ALDOT proposes U.S. 280 changes

By KATIE MCDOWELL/Lifestyles Editor

The Alabama Department of Transportation introduced improvements to U.S. Highway 280 during a public involvement meeting Nov. 19 at the Cahaba Grand Conference Center in Birmingham.

During an open house and presentation, ALDOT officials introduced the proposed changes, which will affect 26 intersections between Hollywood Boulevard and Hugh Daniel Drive.

The improvements include the following actions, according to an ALDOT statement:

• Remove or modify traffic signals

• Modify pavement markings, stripes and signage

• Eliminate access points

• Eliminate or modify turning movements and median crossings

• Reconstruct/reconfigure side streets to modify through and turning movements

• Widen intersections to accommodate additional turn lanes

• Addition of auxiliary lanes.

Brian Davis, ALDOT 3rd Division Engineer, said the project will cost approximately $15 million. He said they hope to begin construction in early summer 2013 and complete it by November 2013.

“Our overall goal is to get more green time on 280,” he said.

“Green time” is the amount of time stoplights are green. Davis said the average stoplight cycle on U.S. 280 is 200 seconds. In other words, it takes a little more than three minutes for a light to turn from red to green for any lane of traffic.

The problem, Davis said, was U.S. 280 was receiving approximately 100 of the 200 seconds of green time.

“You’re seeing the side streets are having a tremendous impact on 280,” he said. “Our goal is to modify some of those side streets movements … and give the green time back to 280.”

Davis said the goal is to add about 20 seconds to U.S. 280 green time, which will bring it to 120 seconds per cycle.

ALDOT is also working on an “adaptive signal system,” which will use cameras to adjust the stoplights depending on the flow of traffic at that time.

“When you get those two projects together, we feel like it will be a meaningful improvement on 280,” he said.

Darrell Skipper of Skipper Consulting, a Birmingham engineering firm that oversaw the proposal, said U.S. 280 has traffic problems because it now serves two functions. It must provide mobility for commuters traveling to and from Birmingham, as well as providing local access to communities and retail areas.

Skipper said the proposed changes will result in a conservative increase of 4-5 miles per hour and a 20 percent savings in fuel during a driver’s U.S. 280 commute.

He also said the construction will be planned with regard to peak traffic and lanes will only be closed at night or on weekends.

Greystone resident Jay Phelan said he had concerns about how commuters will handle the proposed changes.

“People are going to have to really be educated about where they can no longer make turns,” he said.

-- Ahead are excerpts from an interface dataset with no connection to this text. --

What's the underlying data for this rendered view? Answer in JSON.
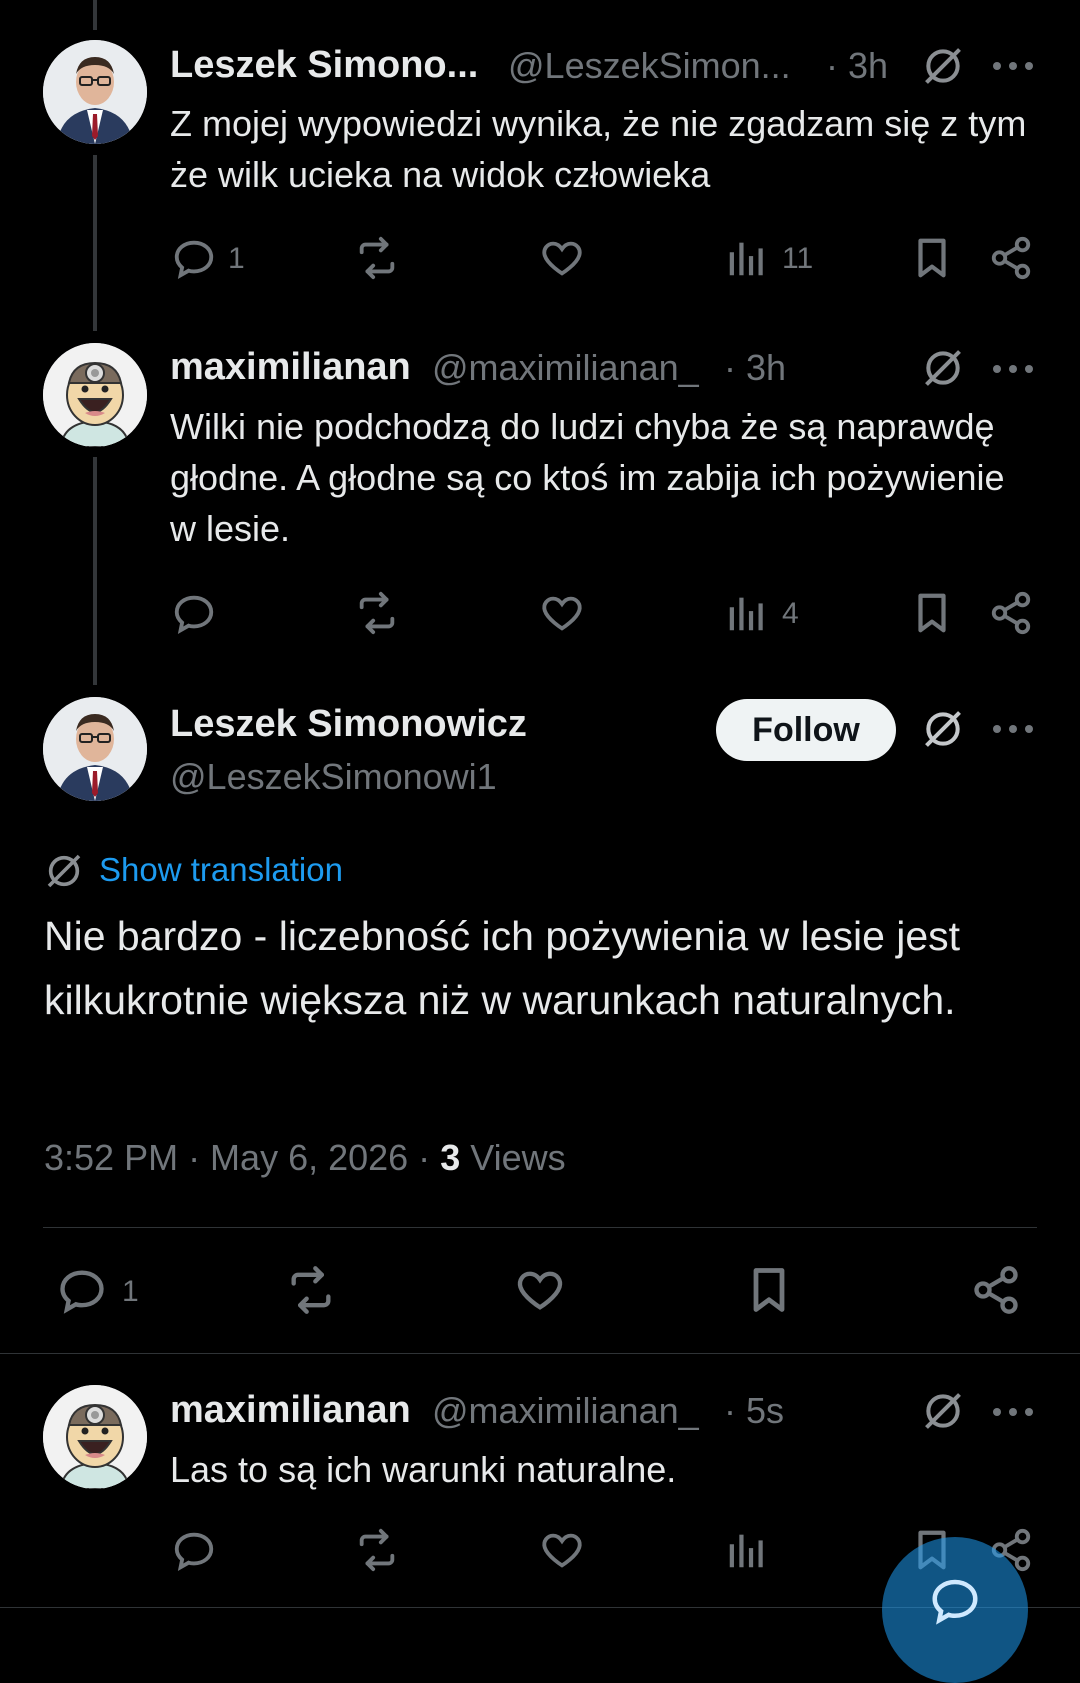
{
  "tweets": [
    {
      "name": "Leszek Simono...",
      "handle": "@LeszekSimon...",
      "time": "· 3h",
      "text": "Z mojej wypowiedzi wynika, że nie zgadzam się z tym że wilk ucieka na widok człowieka",
      "replies": "1",
      "views": "11"
    },
    {
      "name": "maximilianan",
      "handle": "@maximilianan_",
      "time": "· 3h",
      "text": "Wilki nie podchodzą do ludzi chyba że są naprawdę głodne. A głodne są co ktoś im zabija ich pożywienie w lesie.",
      "replies": "",
      "views": "4"
    }
  ],
  "main_tweet": {
    "name": "Leszek Simonowicz",
    "handle": "@LeszekSimonowi1",
    "follow_label": "Follow",
    "show_translation": "Show translation",
    "text": "Nie bardzo - liczebność ich pożywienia w lesie jest kilkukrotnie większa niż w warunkach naturalnych.",
    "timestamp": "3:52 PM · May 6, 2026 ·",
    "views_count": "3",
    "views_label": "Views",
    "replies": "1"
  },
  "reply": {
    "name": "maximilianan",
    "handle": "@maximilianan_",
    "time": "· 5s",
    "text": "Las to są ich warunki naturalne."
  },
  "colors": {
    "background": "#000000",
    "text": "#e7e9ea",
    "muted": "#71767b",
    "link": "#1d9bf0",
    "fab": "#1d9bf0"
  },
  "icons": [
    "reply-icon",
    "retweet-icon",
    "like-icon",
    "views-icon",
    "bookmark-icon",
    "share-icon",
    "grok-icon",
    "more-icon",
    "compose-reply-icon"
  ]
}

However, he said he felt that the proposal would benefit commuters as a whole.

“I think the overall effect is going to be positive for anyone using more than one intersection,” he said.

James Talbert, a Meadowbrook resident, also expressed concern about how drivers will react to the changes and asked that the new signs be clearly marked.

“We’re going to have a hard time adapting to this. This is going to be a big change for us old-timers,” he said during a commenting session following the presentation.

Several retailers and elected officials, mostly from Jefferson County, also expressed concern about safety issues and reduced traffic flow to businesses during the commenting session.

Davis said the changes introduced Nov. 19 are inexpensive, short-term solutions to U.S. 280 traffic because the changes can be made without buying right-of-way. He also said the elevated toll road, which ALDOT proposed several years ago to a heated response, remains the permanent solution.

ALDOT is currently examining the costs of the proposed toll road to see if it is an economically feasible solution.

“It may be the fix, but it may be one of those things that we just can’t afford to do and it may be the fix that people just aren’t ready for,” Davis said.

ALDOT Director John Cooper said the department has limited funds from taxpayers for roadwork throughout the state. ALDOT’s main goals are to maintain and preserve the current infrastructure and to find ways to improve current flow along major roads.

“What I’m telling you is building more lanes and building new roads is something that, by and large across the state, we do not have the funding to do,” he said.